ASSIGNED TASK:
Set down the data again exactly. Pictures are not part of the copy.

MATERIAL SUPPLIED:

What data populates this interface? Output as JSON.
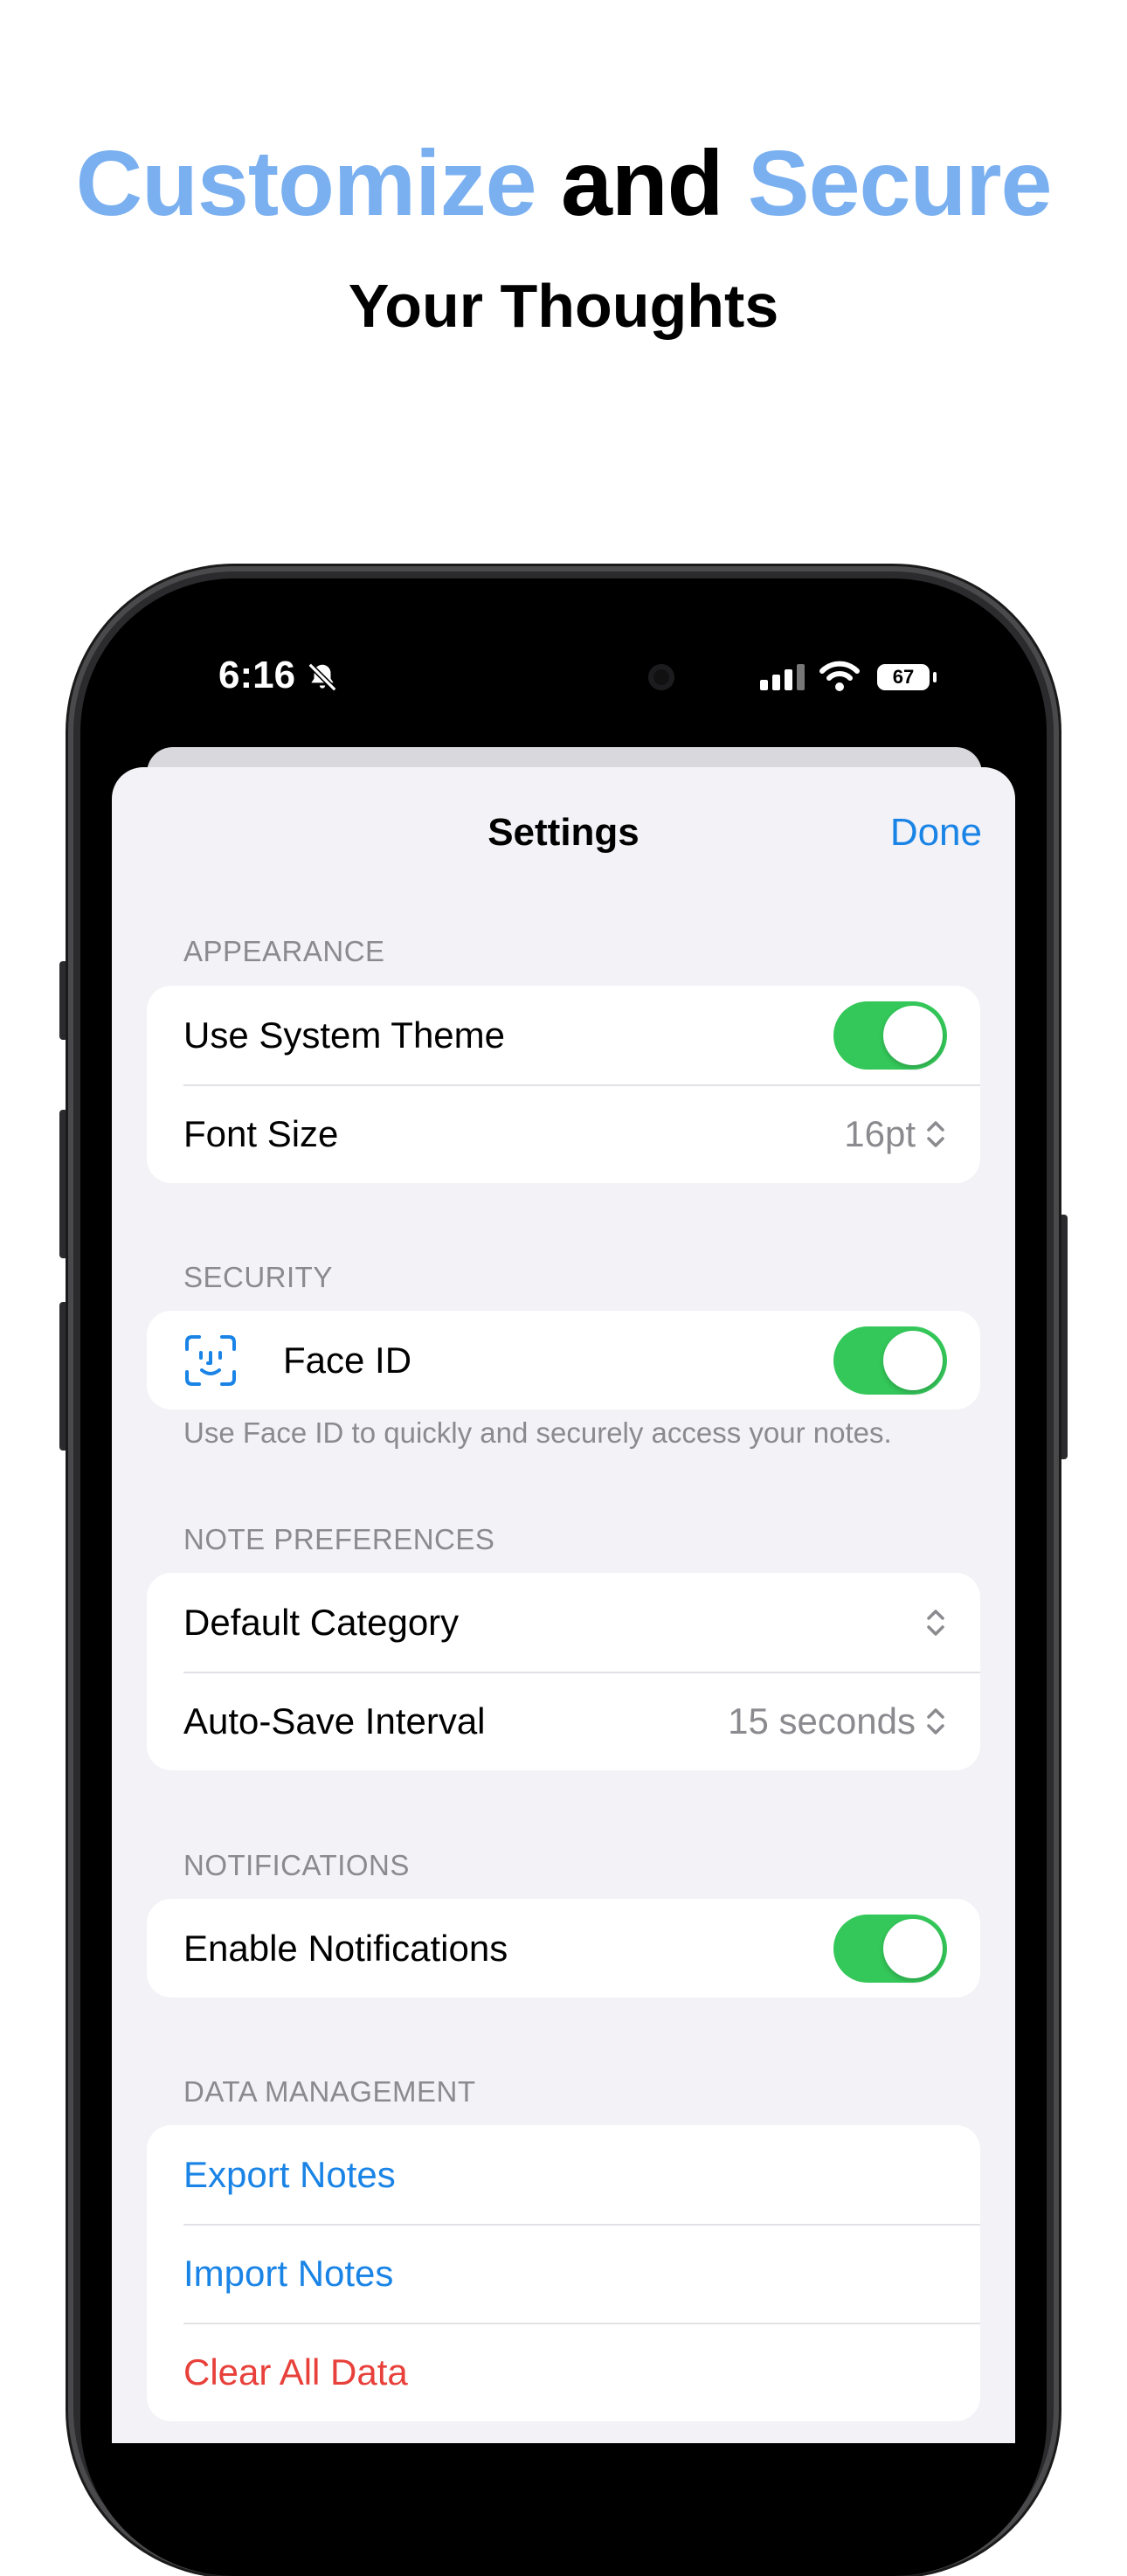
{
  "headline": {
    "word1": "Customize",
    "word2": "and",
    "word3": "Secure",
    "subtitle": "Your Thoughts",
    "accent_color": "#7ab0f0"
  },
  "status_bar": {
    "time": "6:16",
    "battery": "67",
    "icons": [
      "bell-slash-icon",
      "signal-icon",
      "wifi-icon",
      "battery-icon"
    ]
  },
  "nav": {
    "title": "Settings",
    "done_label": "Done"
  },
  "sections": {
    "appearance": {
      "header": "APPEARANCE",
      "use_system_theme": {
        "label": "Use System Theme",
        "on": true
      },
      "font_size": {
        "label": "Font Size",
        "value": "16pt"
      }
    },
    "security": {
      "header": "SECURITY",
      "face_id": {
        "label": "Face ID",
        "on": true
      },
      "footer": "Use Face ID to quickly and securely access your notes."
    },
    "note_preferences": {
      "header": "NOTE PREFERENCES",
      "default_category": {
        "label": "Default Category",
        "value": ""
      },
      "auto_save": {
        "label": "Auto-Save Interval",
        "value": "15 seconds"
      }
    },
    "notifications": {
      "header": "NOTIFICATIONS",
      "enable": {
        "label": "Enable Notifications",
        "on": true
      }
    },
    "data_management": {
      "header": "DATA MANAGEMENT",
      "export": "Export Notes",
      "import": "Import Notes",
      "clear": "Clear All Data"
    }
  },
  "colors": {
    "tint": "#1a84e6",
    "toggle_on": "#34c759",
    "destructive": "#e8403a",
    "grouped_background": "#f2f2f7"
  }
}
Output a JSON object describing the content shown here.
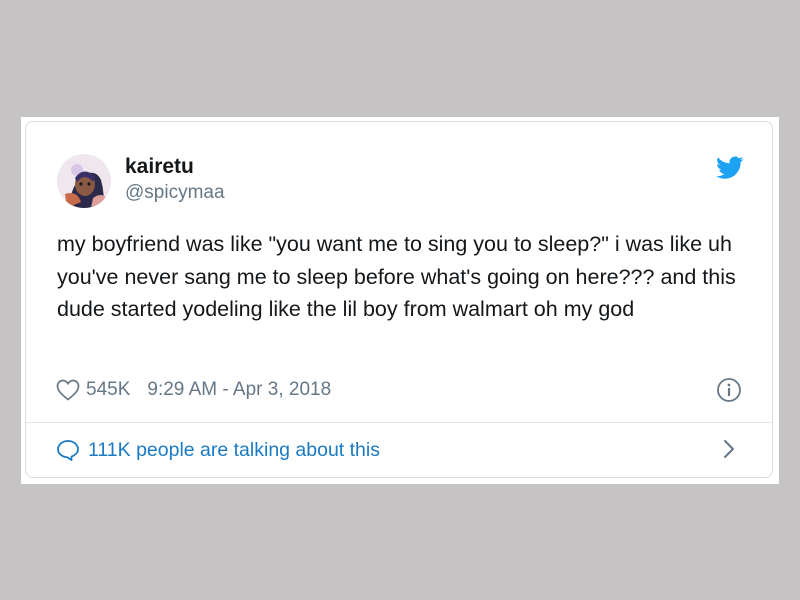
{
  "tweet": {
    "display_name": "kairetu",
    "handle": "@spicymaa",
    "text": "my boyfriend was like \"you want me to sing you to sleep?\" i was like uh you've never sang me to sleep before what's going on here??? and this dude started yodeling like the lil boy from walmart oh my god",
    "likes": "545K",
    "timestamp": "9:29 AM - Apr 3, 2018",
    "talking_text": "111K people are talking about this"
  },
  "icons": {
    "avatar": "avatar-image",
    "brand": "twitter-bird-icon",
    "like": "heart-icon",
    "info": "info-icon",
    "reply": "speech-bubble-icon",
    "chevron": "chevron-right-icon"
  },
  "colors": {
    "background": "#c5c3c3",
    "card": "#ffffff",
    "text_primary": "#14171a",
    "text_secondary": "#657786",
    "link": "#1b7ac4",
    "twitter_blue": "#1da1f2"
  }
}
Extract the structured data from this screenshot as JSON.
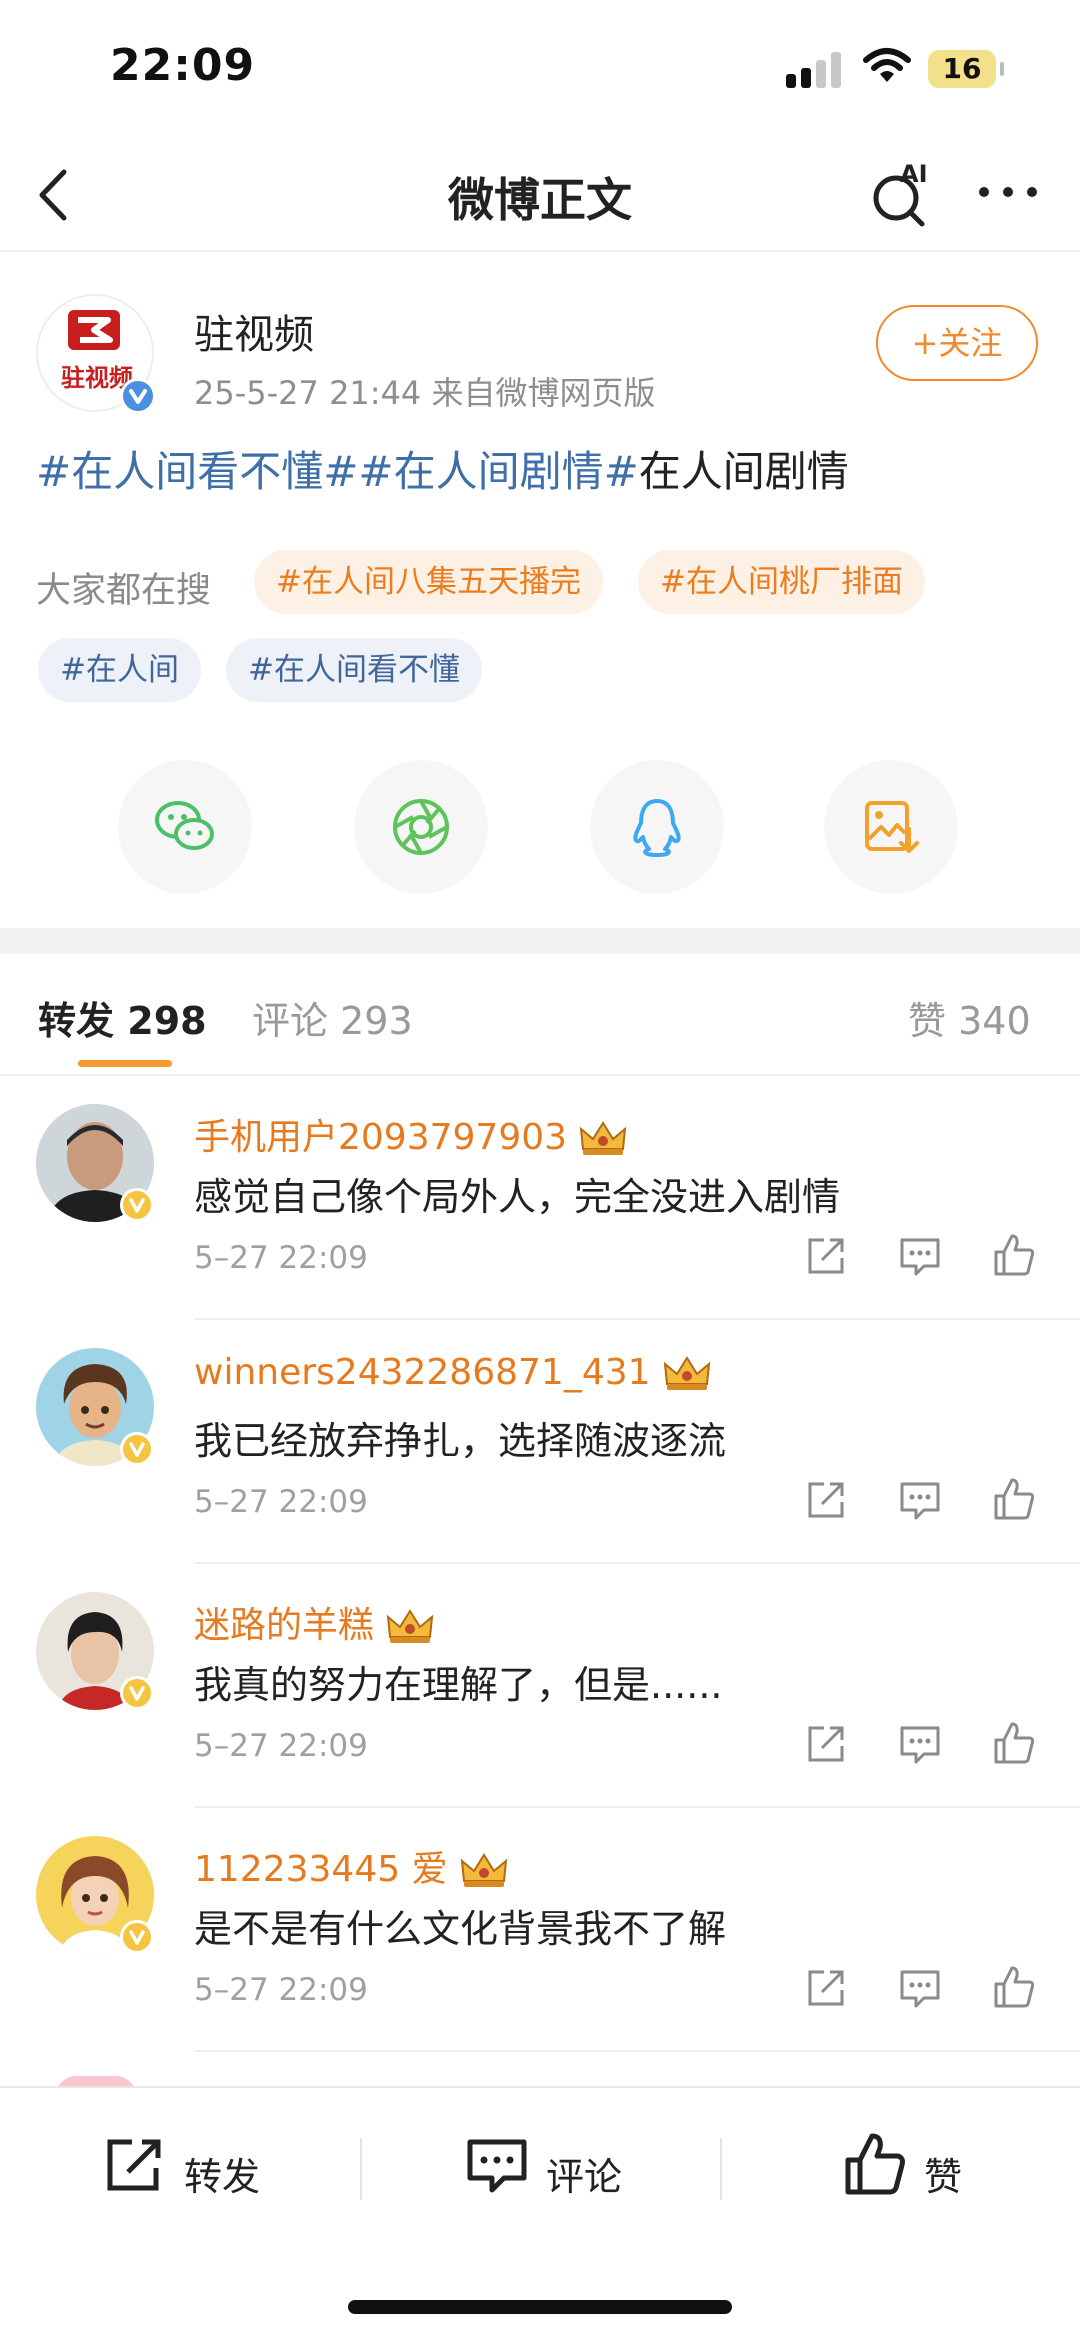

RESULT OF THE EXERCISE:
What data populates this interface? Output as JSON.
{
  "headline": {
    "word1": "Customize",
    "word2": "and",
    "word3": "Secure",
    "subtitle": "Your Thoughts",
    "accent_color": "#7ab0f0"
  },
  "status_bar": {
    "time": "6:16",
    "battery": "67",
    "icons": [
      "bell-slash-icon",
      "signal-icon",
      "wifi-icon",
      "battery-icon"
    ]
  },
  "nav": {
    "title": "Settings",
    "done_label": "Done"
  },
  "sections": {
    "appearance": {
      "header": "APPEARANCE",
      "use_system_theme": {
        "label": "Use System Theme",
        "on": true
      },
      "font_size": {
        "label": "Font Size",
        "value": "16pt"
      }
    },
    "security": {
      "header": "SECURITY",
      "face_id": {
        "label": "Face ID",
        "on": true
      },
      "footer": "Use Face ID to quickly and securely access your notes."
    },
    "note_preferences": {
      "header": "NOTE PREFERENCES",
      "default_category": {
        "label": "Default Category",
        "value": ""
      },
      "auto_save": {
        "label": "Auto-Save Interval",
        "value": "15 seconds"
      }
    },
    "notifications": {
      "header": "NOTIFICATIONS",
      "enable": {
        "label": "Enable Notifications",
        "on": true
      }
    },
    "data_management": {
      "header": "DATA MANAGEMENT",
      "export": "Export Notes",
      "import": "Import Notes",
      "clear": "Clear All Data"
    }
  },
  "colors": {
    "tint": "#1a84e6",
    "toggle_on": "#34c759",
    "destructive": "#e8403a",
    "grouped_background": "#f2f2f7"
  }
}
Output a JSON object describing the content shown here.
{
  "tweet": {
    "display_name": "kairetu",
    "handle": "@spicymaa",
    "text": "my boyfriend was like \"you want me to sing you to sleep?\" i was like uh you've never sang me to sleep before what's going on here??? and this dude started yodeling like the lil boy from walmart oh my god",
    "likes": "545K",
    "timestamp": "9:29 AM - Apr 3, 2018",
    "talking_text": "111K people are talking about this"
  },
  "icons": {
    "avatar": "avatar-image",
    "brand": "twitter-bird-icon",
    "like": "heart-icon",
    "info": "info-icon",
    "reply": "speech-bubble-icon",
    "chevron": "chevron-right-icon"
  },
  "colors": {
    "background": "#c5c3c3",
    "card": "#ffffff",
    "text_primary": "#14171a",
    "text_secondary": "#657786",
    "link": "#1b7ac4",
    "twitter_blue": "#1da1f2"
  }
}
Extract the structured data from this screenshot as JSON.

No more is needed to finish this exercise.